**PROBLEM DESCRIPTION**
Go through the records, and copy each line in which the string "certificate" is present.

**DATA EXCERPTS**
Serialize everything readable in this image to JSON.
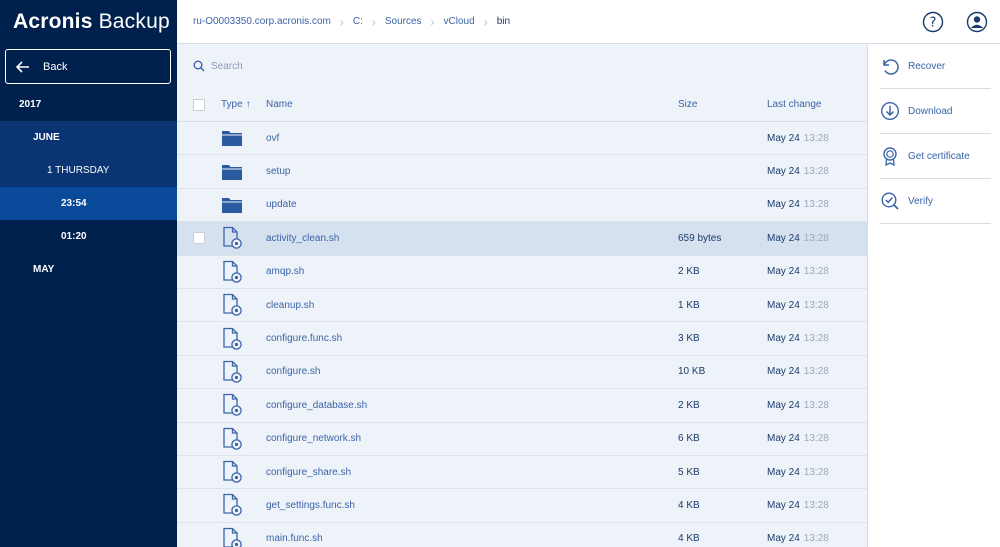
{
  "brand": {
    "name_bold": "Acronis",
    "name_light": "Backup"
  },
  "sidebar": {
    "back_label": "Back",
    "tree": [
      {
        "label": "2017",
        "level": 0,
        "state": "normal"
      },
      {
        "label": "JUNE",
        "level": 1,
        "state": "expanded"
      },
      {
        "label": "1 THURSDAY",
        "level": 2,
        "state": "expanded"
      },
      {
        "label": "23:54",
        "level": 3,
        "state": "selected"
      },
      {
        "label": "01:20",
        "level": 3,
        "state": "normal"
      },
      {
        "label": "MAY",
        "level": 1,
        "state": "normal"
      }
    ]
  },
  "breadcrumb": [
    "ru-O0003350.corp.acronis.com",
    "C:",
    "Sources",
    "vCloud",
    "bin"
  ],
  "topbar_icons": [
    "help-icon",
    "account-icon"
  ],
  "search": {
    "placeholder": "Search"
  },
  "table": {
    "headers": {
      "type": "Type",
      "name": "Name",
      "size": "Size",
      "last_change": "Last change"
    },
    "sort": {
      "column": "type",
      "direction": "ascending"
    },
    "rows": [
      {
        "kind": "folder",
        "name": "ovf",
        "size": "",
        "date": "May 24",
        "time": "13:28"
      },
      {
        "kind": "folder",
        "name": "setup",
        "size": "",
        "date": "May 24",
        "time": "13:28"
      },
      {
        "kind": "folder",
        "name": "update",
        "size": "",
        "date": "May 24",
        "time": "13:28"
      },
      {
        "kind": "file",
        "name": "activity_clean.sh",
        "size": "659 bytes",
        "date": "May 24",
        "time": "13:28",
        "selected": true
      },
      {
        "kind": "file",
        "name": "amqp.sh",
        "size": "2 KB",
        "date": "May 24",
        "time": "13:28"
      },
      {
        "kind": "file",
        "name": "cleanup.sh",
        "size": "1 KB",
        "date": "May 24",
        "time": "13:28"
      },
      {
        "kind": "file",
        "name": "configure.func.sh",
        "size": "3 KB",
        "date": "May 24",
        "time": "13:28"
      },
      {
        "kind": "file",
        "name": "configure.sh",
        "size": "10 KB",
        "date": "May 24",
        "time": "13:28"
      },
      {
        "kind": "file",
        "name": "configure_database.sh",
        "size": "2 KB",
        "date": "May 24",
        "time": "13:28"
      },
      {
        "kind": "file",
        "name": "configure_network.sh",
        "size": "6 KB",
        "date": "May 24",
        "time": "13:28"
      },
      {
        "kind": "file",
        "name": "configure_share.sh",
        "size": "5 KB",
        "date": "May 24",
        "time": "13:28"
      },
      {
        "kind": "file",
        "name": "get_settings.func.sh",
        "size": "4 KB",
        "date": "May 24",
        "time": "13:28"
      },
      {
        "kind": "file",
        "name": "main.func.sh",
        "size": "4 KB",
        "date": "May 24",
        "time": "13:28"
      }
    ]
  },
  "actions": [
    {
      "label": "Recover",
      "icon": "recover-icon"
    },
    {
      "label": "Download",
      "icon": "download-icon"
    },
    {
      "label": "Get certificate",
      "icon": "certificate-icon"
    },
    {
      "label": "Verify",
      "icon": "verify-icon"
    }
  ],
  "colors": {
    "sidebar_bg": "#00204d",
    "selected_tree_bg": "#0a4a9a",
    "accent": "#3b64a7",
    "list_bg": "#eef3f9",
    "selected_row_bg": "#d6e1ef"
  }
}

**THE ANSWER**
      "label": "Get certificate",
      "icon": "certificate-icon"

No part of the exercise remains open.